* _Aim of the exercise_
How many lines below contain the string "JSON"? Reply with the figure and no further words.

Data provided Block Start

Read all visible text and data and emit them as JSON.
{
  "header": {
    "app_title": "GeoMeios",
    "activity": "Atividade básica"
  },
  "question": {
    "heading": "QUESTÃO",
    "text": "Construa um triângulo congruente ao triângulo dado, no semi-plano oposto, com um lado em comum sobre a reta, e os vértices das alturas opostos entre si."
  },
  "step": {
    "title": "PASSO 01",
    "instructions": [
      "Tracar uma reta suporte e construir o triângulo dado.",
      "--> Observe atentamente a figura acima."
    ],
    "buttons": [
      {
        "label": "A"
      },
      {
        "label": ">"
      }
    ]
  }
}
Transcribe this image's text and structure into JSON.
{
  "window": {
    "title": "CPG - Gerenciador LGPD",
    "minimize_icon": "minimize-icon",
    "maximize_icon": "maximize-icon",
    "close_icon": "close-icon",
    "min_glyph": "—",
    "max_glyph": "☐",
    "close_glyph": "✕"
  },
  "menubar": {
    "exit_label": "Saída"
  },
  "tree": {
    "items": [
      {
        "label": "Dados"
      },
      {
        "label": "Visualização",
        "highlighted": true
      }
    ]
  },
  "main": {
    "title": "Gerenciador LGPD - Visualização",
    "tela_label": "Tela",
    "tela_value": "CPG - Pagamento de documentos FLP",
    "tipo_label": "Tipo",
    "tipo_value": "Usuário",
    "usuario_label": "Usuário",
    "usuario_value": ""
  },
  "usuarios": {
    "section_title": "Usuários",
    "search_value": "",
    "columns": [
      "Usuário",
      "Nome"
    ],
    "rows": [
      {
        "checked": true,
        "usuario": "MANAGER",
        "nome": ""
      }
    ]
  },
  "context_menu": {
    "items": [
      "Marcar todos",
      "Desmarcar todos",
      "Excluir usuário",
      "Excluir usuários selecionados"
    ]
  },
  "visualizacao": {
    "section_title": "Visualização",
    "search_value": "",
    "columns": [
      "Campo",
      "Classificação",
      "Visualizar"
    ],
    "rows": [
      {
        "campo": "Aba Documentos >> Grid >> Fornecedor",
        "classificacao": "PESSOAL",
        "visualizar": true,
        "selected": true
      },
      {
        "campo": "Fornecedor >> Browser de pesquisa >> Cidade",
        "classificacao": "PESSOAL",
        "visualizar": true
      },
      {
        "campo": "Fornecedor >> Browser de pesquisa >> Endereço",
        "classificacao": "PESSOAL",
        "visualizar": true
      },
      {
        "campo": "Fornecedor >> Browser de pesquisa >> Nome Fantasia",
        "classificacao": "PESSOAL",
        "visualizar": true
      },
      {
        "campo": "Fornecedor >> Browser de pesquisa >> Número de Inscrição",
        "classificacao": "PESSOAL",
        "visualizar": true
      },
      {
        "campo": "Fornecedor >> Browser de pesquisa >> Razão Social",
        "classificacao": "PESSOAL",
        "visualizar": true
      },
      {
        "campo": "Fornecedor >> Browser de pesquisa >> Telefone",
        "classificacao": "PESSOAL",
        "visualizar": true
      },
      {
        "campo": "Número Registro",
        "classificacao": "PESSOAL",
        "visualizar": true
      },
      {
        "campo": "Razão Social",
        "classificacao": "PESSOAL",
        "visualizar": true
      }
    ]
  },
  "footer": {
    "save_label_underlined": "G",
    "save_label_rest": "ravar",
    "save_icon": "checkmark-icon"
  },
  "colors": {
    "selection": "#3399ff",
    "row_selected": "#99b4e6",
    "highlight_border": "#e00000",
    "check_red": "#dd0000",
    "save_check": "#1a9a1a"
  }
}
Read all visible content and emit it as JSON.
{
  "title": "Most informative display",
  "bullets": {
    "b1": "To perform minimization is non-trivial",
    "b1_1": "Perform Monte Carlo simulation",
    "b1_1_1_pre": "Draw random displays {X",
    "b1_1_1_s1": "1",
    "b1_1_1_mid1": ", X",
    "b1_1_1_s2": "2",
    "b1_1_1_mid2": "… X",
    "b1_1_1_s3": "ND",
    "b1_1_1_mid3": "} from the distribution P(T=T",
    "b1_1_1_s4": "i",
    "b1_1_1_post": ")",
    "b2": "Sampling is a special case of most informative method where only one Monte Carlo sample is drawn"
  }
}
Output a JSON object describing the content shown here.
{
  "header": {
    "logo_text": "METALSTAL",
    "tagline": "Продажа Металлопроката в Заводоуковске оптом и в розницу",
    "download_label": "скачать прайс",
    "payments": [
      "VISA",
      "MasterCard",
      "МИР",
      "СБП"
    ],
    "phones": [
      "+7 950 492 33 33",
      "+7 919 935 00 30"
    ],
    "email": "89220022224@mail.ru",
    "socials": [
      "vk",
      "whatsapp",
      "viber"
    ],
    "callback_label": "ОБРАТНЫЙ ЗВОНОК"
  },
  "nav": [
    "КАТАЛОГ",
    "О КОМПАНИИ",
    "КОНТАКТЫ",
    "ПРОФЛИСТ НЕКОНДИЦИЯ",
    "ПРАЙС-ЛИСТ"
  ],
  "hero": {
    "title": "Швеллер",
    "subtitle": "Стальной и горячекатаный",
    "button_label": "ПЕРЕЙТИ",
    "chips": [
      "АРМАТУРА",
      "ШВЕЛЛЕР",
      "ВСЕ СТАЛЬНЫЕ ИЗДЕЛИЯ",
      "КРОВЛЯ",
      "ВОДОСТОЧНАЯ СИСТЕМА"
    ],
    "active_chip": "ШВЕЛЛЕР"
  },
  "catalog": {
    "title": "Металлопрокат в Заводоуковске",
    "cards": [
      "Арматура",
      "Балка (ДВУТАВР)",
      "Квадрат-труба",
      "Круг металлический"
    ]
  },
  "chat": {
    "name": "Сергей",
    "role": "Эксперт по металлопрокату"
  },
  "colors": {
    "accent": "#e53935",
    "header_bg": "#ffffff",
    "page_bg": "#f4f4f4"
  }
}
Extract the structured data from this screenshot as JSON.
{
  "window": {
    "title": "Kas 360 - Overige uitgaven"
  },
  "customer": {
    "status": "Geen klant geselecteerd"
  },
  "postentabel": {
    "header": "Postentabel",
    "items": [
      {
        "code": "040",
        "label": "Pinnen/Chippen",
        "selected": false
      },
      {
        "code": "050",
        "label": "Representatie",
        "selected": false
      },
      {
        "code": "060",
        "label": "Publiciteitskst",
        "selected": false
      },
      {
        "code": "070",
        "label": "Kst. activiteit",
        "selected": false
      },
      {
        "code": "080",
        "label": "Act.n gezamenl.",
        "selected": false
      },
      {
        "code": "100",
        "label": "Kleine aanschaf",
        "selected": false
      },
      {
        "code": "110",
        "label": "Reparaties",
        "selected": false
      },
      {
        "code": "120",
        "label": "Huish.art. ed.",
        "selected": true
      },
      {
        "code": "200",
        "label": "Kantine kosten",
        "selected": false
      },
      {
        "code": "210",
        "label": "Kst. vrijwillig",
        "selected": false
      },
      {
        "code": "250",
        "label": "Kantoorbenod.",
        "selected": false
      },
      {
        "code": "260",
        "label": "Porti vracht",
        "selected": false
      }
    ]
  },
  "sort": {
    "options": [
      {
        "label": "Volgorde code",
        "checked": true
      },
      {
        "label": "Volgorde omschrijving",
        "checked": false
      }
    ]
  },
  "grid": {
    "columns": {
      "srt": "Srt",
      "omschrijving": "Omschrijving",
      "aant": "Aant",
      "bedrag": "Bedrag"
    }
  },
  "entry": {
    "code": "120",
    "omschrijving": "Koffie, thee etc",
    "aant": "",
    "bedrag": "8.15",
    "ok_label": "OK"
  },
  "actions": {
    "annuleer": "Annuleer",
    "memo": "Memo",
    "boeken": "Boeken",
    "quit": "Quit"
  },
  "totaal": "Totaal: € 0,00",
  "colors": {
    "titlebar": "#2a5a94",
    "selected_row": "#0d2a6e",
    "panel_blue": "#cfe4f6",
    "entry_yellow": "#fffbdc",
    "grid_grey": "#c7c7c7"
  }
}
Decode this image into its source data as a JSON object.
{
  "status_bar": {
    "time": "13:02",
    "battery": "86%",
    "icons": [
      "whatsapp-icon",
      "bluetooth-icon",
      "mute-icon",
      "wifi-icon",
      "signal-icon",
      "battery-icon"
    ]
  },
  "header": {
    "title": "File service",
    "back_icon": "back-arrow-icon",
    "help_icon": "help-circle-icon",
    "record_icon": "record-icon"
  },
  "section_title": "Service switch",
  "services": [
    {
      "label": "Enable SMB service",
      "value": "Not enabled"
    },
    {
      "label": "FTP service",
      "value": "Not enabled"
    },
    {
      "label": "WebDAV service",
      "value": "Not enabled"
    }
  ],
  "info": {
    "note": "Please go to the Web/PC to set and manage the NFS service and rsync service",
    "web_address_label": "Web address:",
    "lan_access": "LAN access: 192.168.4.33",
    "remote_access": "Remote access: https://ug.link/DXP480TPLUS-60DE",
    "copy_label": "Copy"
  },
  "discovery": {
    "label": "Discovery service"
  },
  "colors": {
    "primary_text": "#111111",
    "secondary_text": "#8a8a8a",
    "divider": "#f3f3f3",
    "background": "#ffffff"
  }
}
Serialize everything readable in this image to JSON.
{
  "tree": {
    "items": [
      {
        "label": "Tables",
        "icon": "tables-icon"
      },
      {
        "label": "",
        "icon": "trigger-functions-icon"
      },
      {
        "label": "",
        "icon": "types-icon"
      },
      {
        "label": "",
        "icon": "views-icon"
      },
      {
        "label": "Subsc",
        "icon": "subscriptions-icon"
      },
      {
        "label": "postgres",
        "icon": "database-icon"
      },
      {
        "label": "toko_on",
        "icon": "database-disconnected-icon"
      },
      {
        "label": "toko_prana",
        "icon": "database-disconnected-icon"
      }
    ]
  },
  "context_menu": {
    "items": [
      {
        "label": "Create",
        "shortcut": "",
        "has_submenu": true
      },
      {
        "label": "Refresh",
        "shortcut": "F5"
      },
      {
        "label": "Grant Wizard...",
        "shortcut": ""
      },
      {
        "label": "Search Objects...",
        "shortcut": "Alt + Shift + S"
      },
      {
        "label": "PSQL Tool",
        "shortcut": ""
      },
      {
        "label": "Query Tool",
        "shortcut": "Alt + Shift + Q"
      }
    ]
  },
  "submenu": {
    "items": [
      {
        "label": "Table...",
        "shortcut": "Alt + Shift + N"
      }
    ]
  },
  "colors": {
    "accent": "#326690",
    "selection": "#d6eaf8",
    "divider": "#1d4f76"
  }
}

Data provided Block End

* _Finished task_
7